"Mercosur is without doubt the biggest engine to preserve our independence and speed up our total development," the 58-year-old leftist firebrand said.

"We want very much to move away from the oil model and to boost Venezuela's agricultural development, its industrial development" in addition to tourism, he noted.

"We have more than 30 million hectares (75 million acres) available for farming development," the Venezuelan leader said, also highlighting his country's mineral wealth, including deposits of iron ore and bauxite.

Venezuela meanwhile signed a deal here to buy 20 commercial planes from Brazilian planemaker Embraer worth $900 million.

Chavez and Rousseff attended the signing of the accord which calls for delivery of the first six E-190 aircraft worth $270 million by the end of the year. The planes can carry between 98 and 114 passengers.

The Venezelan leader, who was diagnosed with cancer in June 2011, said earlier this month that, after a long series of treatments and two operations in 2011 and 2012, he was "healed."

Analysts say Chavez, who is seeking re-election in an October 7 election, will seek to capitalize on his country's Mercosur admission.

His election rival, Henrique Capriles, welcomed Venezuela's Mercosur admission but said this would not translate "into jobs for Venezuelans, nor would it mean a better life for them."

"Today we are a country that imports virtually everything, which means that those who benefit from Venezuela's entry into other markets are workers of other countries," the opposition leader said during a campaign event in the northern Venezuelan state of Yaracuy.

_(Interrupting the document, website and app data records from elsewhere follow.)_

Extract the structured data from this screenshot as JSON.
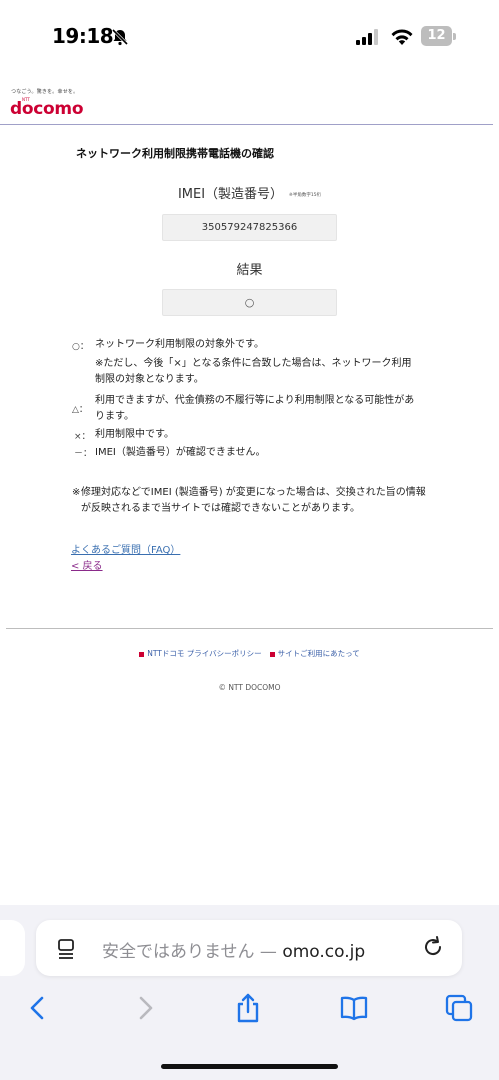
{
  "status_bar": {
    "time": "19:18",
    "battery": "12"
  },
  "header": {
    "tagline": "つなごう。驚きを。幸せを。",
    "logo_small": "NTT",
    "logo": "docomo"
  },
  "page": {
    "title": "ネットワーク利用制限携帯電話機の確認",
    "imei_label": "IMEI（製造番号）",
    "imei_note": "※半角数字15桁",
    "imei_value": "350579247825366",
    "result_label": "結果",
    "result_value": "○"
  },
  "legend": {
    "circle_symbol": "○：",
    "circle_text": "ネットワーク利用制限の対象外です。",
    "circle_note": "※ただし、今後「×」となる条件に合致した場合は、ネットワーク利用制限の対象となります。",
    "triangle_symbol": "△：",
    "triangle_text": "利用できますが、代金債務の不履行等により利用制限となる可能性があります。",
    "cross_symbol": "×：",
    "cross_text": "利用制限中です。",
    "dash_symbol": "－：",
    "dash_text": "IMEI（製造番号）が確認できません。"
  },
  "footnote": {
    "asterisk": "※",
    "text": "修理対応などでIMEI (製造番号) が変更になった場合は、交換された旨の情報が反映されるまで当サイトでは確認できないことがあります。"
  },
  "links": {
    "faq": "よくあるご質問（FAQ）",
    "back": "< 戻る"
  },
  "footer": {
    "privacy": "NTTドコモ プライバシーポリシー",
    "terms": "サイトご利用にあたって",
    "copyright": "© NTT DOCOMO"
  },
  "browser": {
    "address_warning": "安全ではありません — ",
    "address_domain": "omo.co.jp"
  }
}
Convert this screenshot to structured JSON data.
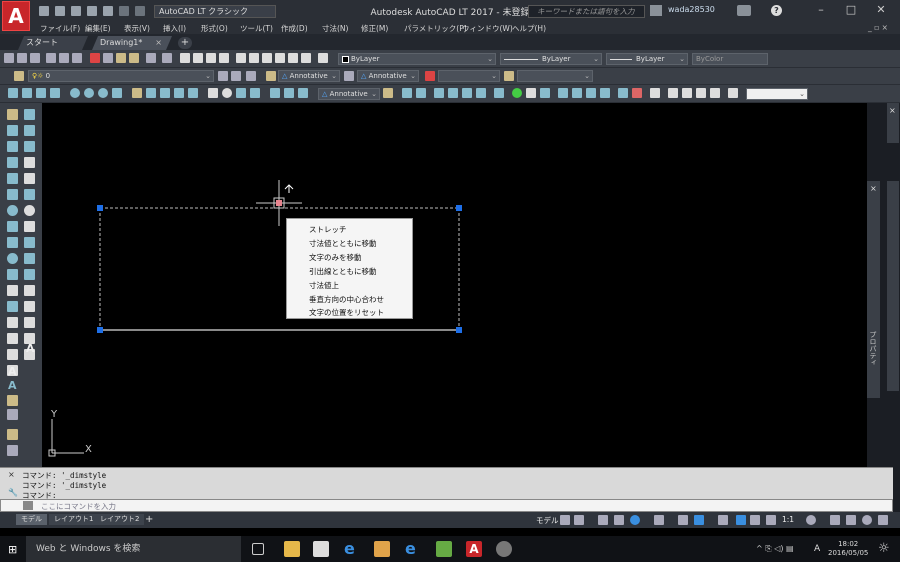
{
  "app": {
    "logo_letter": "A",
    "window_title": "Autodesk AutoCAD LT 2017 - 未登録",
    "workspace": "AutoCAD LT クラシック",
    "search_placeholder": "キーワードまたは語句を入力",
    "user": "wada28530"
  },
  "menubar": [
    "ファイル(F)",
    "編集(E)",
    "表示(V)",
    "挿入(I)",
    "形式(O)",
    "ツール(T)",
    "作成(D)",
    "寸法(N)",
    "修正(M)",
    "パラメトリック(P)",
    "ウィンドウ(W)",
    "ヘルプ(H)"
  ],
  "tabs": {
    "start": "スタート",
    "drawing": "Drawing1*"
  },
  "properties": {
    "color": "ByLayer",
    "linetype": "ByLayer",
    "lineweight": "ByLayer",
    "plotstyle": "ByColor"
  },
  "layer": {
    "current": "0"
  },
  "styles": {
    "text_style": "Annotative",
    "dim_style": "Annotative",
    "annotation_scale": "Annotative"
  },
  "context_menu": {
    "items": [
      "ストレッチ",
      "寸法値とともに移動",
      "文字のみを移動",
      "引出線とともに移動",
      "寸法値上",
      "垂直方向の中心合わせ",
      "文字の位置をリセット"
    ]
  },
  "command_history": [
    "コマンド: '_dimstyle",
    "コマンド: '_dimstyle",
    "コマンド:"
  ],
  "command_input_placeholder": "ここにコマンドを入力",
  "status": {
    "model_tab": "モデル",
    "layout1": "レイアウト1",
    "layout2": "レイアウト2",
    "model_label": "モデル",
    "scale": "1:1"
  },
  "ucs": {
    "x_label": "X",
    "y_label": "Y"
  },
  "taskbar": {
    "search": "Web と Windows を検索",
    "time": "18:02",
    "date": "2016/05/05",
    "ime": "A"
  },
  "right_panel": {
    "label": "プロパティ"
  },
  "colors": {
    "accent": "#c8262a",
    "grip": "#1e6fe8",
    "canvas": "#000000"
  }
}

Venezuela's membership in the customs union had been blocked since 2006 by conservative Paraguayan lawmakers who viewed Chavez as anti-democratic.

It was made possible by the suspension of Paraguay after its president Fernando Lugo was abruptly ousted on charges of malfeasance linked to a deadly land dispute.

The ouster was widely criticized by other Latin American leaders, who argue the president did not have time to mount a proper defense.

Lugo's successor Federico Franco was barred from participating in a Mercosur summit in the Argentine city of Mendoza last month and Asuncion was temporarily suspended from the bloc pending new elections expected next April.

Tuesday Franco said he was sending the official text of Venezuela's Mercosur admission to the Paraguayan Congress for a decision on ratification,

The Paraguayan legislators have so far refused to ratify the admission, arguing that the Chavez government violated Mercosur's democratic clauses by shutting down private newspapers as well as television and radio stations.